Low estrogen levels: Can this affect ovulation?
Estrogen is the main female reproductive hormone. It is the name given to a family of ovarian hormones which all have similar characteristics. During the female menstruation cycle, the production of estrogen is controlled by the hormone LH (Luteinizing Hormone) both indirectly and directly. The “Yellow Body” (corpus lutem) is directly stimulated by LH to produce estrogen, whereas before ovulation, the granulosa cells of the follicle are stimulated to produce estrogen via an enzyme called aromatase.
Most definitely, estrogen plays a role in female fertility and specifically ovulation.

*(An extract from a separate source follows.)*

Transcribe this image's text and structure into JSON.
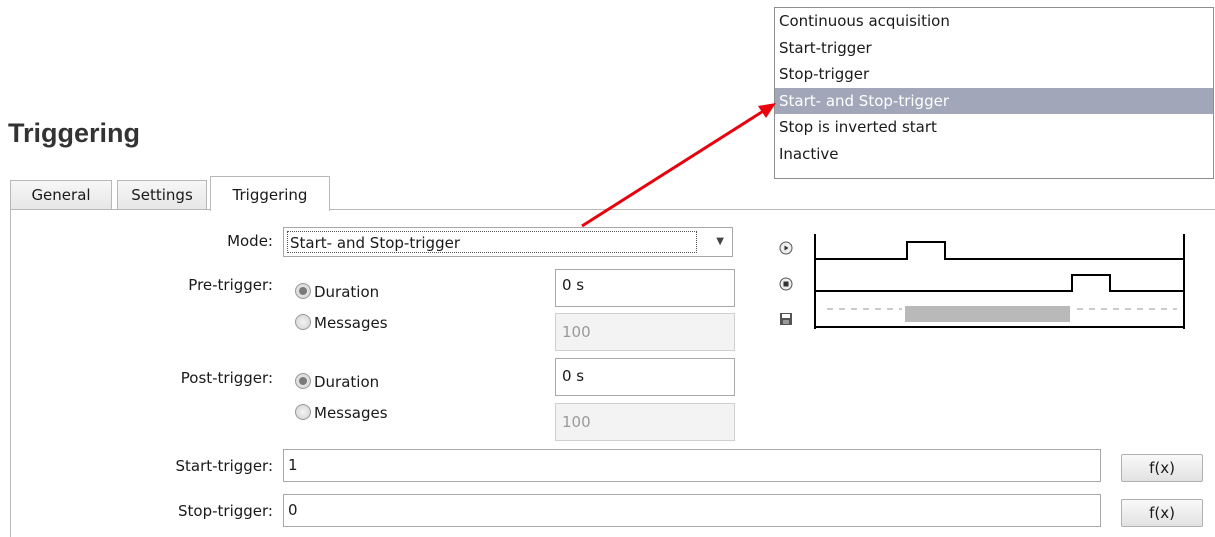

Estrogen is the dominant hormone in the first half of the menstrual cycle and continues to play a part throughout the second half as well. If a woman is deficient in estrogen symptoms such as hot flashes, headaches, night sweats and vaginal dryness may occur. If estrogen is low, the normal feedback mechanisms of the hypothalamus and pituitary do not function causing an imbalance in the natural menstruation cycle. In such women the lining of the uterus is scant and not hospitable to a pregnancy. More often than not, in these women, ovulation may not occur at all.
Estrogen Levels and Ovulation.
When the reproductive anatomy of a woman is normal, the absence or the loss of ovulation is usually caused by a hormonal condition. If estrogen is present, the progestin challenge test will then trigger a menstrual period in the woman. This situation is called ovulation, in which case estrogen levels are typically normal.
If ovulation does not occur in a woman because of very low estrogen levels, there are two possible causes of the problem; Either the ovaries are not being told properly what to do, or the ovaries are incapable of releasing eggs.
The Ovaries Are Not Being Told What To Do.
Excessive exercise, low body weight, and eating disorders all adversely affect the pituitary gland, so that it doesn’t send proper signals to the ovary. Women with these conditions are found to have very low levels of estrogen; they do not bleed in response to the progestin challenge. These women also do not release eggs and hence can not ovulate.
The Ovaries Are Unable To Make Hormones.
If a woman is diagnosed as having low estrogen levels, the next step is to test the blood level of the pituitary hormone FSH. This hormone, produced by the pituitary gland, serves to tell the ovary to make estrogen and to ready the eggs for ovulation.
If the ovary doesn’t have any eggs, or if it can’t release them, the pituitary sends out more and more FSH in an attempt to get the ovary to respond. For the woman who is found to have a very high FSH level, it’s a sign that the pituitary is trying stimulate the ovary but the ovary isn’t responding.
Ovulation or the releasing of eggs goes hand in hand with hormone production. So if eggs are not present, estrogen won’t be produced. Genetic conditions like Turner Syndrome, which also may be associated with short stature, can lead to ovaries that don’t make eggs. And this in turn will trigger an anovulatory cycle.
Treatment For Low Estrogen Levels.
In situations where a woman is not getting her periods normally (ovulating only four to six times a year) and the underlying cause can’t be changed, estrogen-containing medications can help to induce ovulation. Natural remedies such as tofu, dong quai and yams have some estrogenic qualities, but there has not been much medical literature published on their benefits.
Certainly, it’s crucial from a medical perspective to diagnose and treat low-estrogen levels. In addition, low estrogen levels can also have harmful emotional and psychological effects arising from late puberty or hampered fertility.
If you suspect an infertility problem, start noting cervical mucus changes, taking your basal body temperature and noting cervical position changes. Such information is can be very helpful in helping you detect fertility related problems.